Lyrical, imaginative, and wholly original, this New York Times bestseller with 8 starred reviews is not to be missed. Rachel Hartman’s award-winning debut will have you looking at dragons as you’ve never imagined them before…
In the kingdom of Goredd, dragons and humans live and work side by side – while below the surface, tensions and hostility simmer.
The newest member of the royal court, a uniquely gifted musician named Seraphina, holds a deep secret of her own. One that she guards with all of her being.
When a member of the royal family is brutally murdered, Seraphina is drawn into the investigation alongside the dangerously perceptive—and dashing—Prince Lucien.

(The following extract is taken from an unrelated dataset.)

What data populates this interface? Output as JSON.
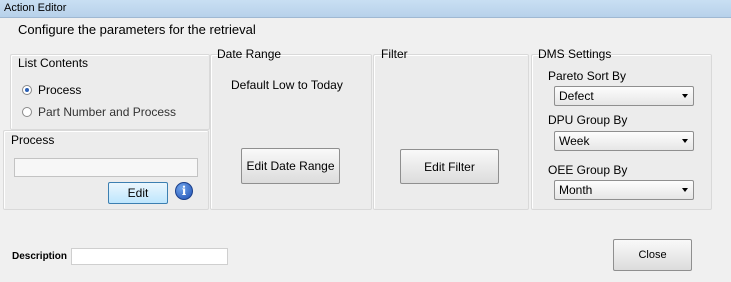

But as the two uncover a sinister plot to destroy the wavering peace of the kingdom, Seraphina’s struggle to protect her secret becomes increasingly difficult… while its discovery could mean her very life. (from GoodReads)
On paper, Seraphina should be the kind of book I don't like. I usually shy away from high fantasy because if the world building is less than stellar, I won't enjoy the book. And Seraphina is high fantasy in every conceivable way: dragons that take a human body, new vocabulary, an entirely made-up world. I loved every minute of it.
Rachel Hartman brings the world of Goredd to life. I'm still not sure of how everything works, but it felt like I was thrust into this new world and have to learn as I go along. Everything is so believable and well-done and thought-out. She has some imagination!
I also love the character of Seraphina. She was smart, talented (musically and otherwise), curious, strong, conflicted, sometimes rude, witty, loving, I could go on. She's definitely one of the more fleshed out and developed YA characters out there. The inner turmoil she feels about being half-dragon was so relatable, as I'm sure we've all felt like we've had to hide part of ourselves (though not to extent that Seraphina had to endure). Seraphina's struggle was very heartbreaking and Hartman does a wonderful job of relaying her emotions to the reader.
An important part of the novel is the hatred between dragons and humans, and the stereotyping, prejudice and bigotry that goes along with it. I could definitely see this as a metaphor for present day struggles. The book has the wonderful message of acceptance and tolerance that I'm sure people today could use.
I am so glad that the author is planning a sequel because I thoroughly enjoyed Seraphina and want to spend more time in this world! Too bad I have to wait until 2015!
Rating: 9 out of 10.
2012/Random House/512 pages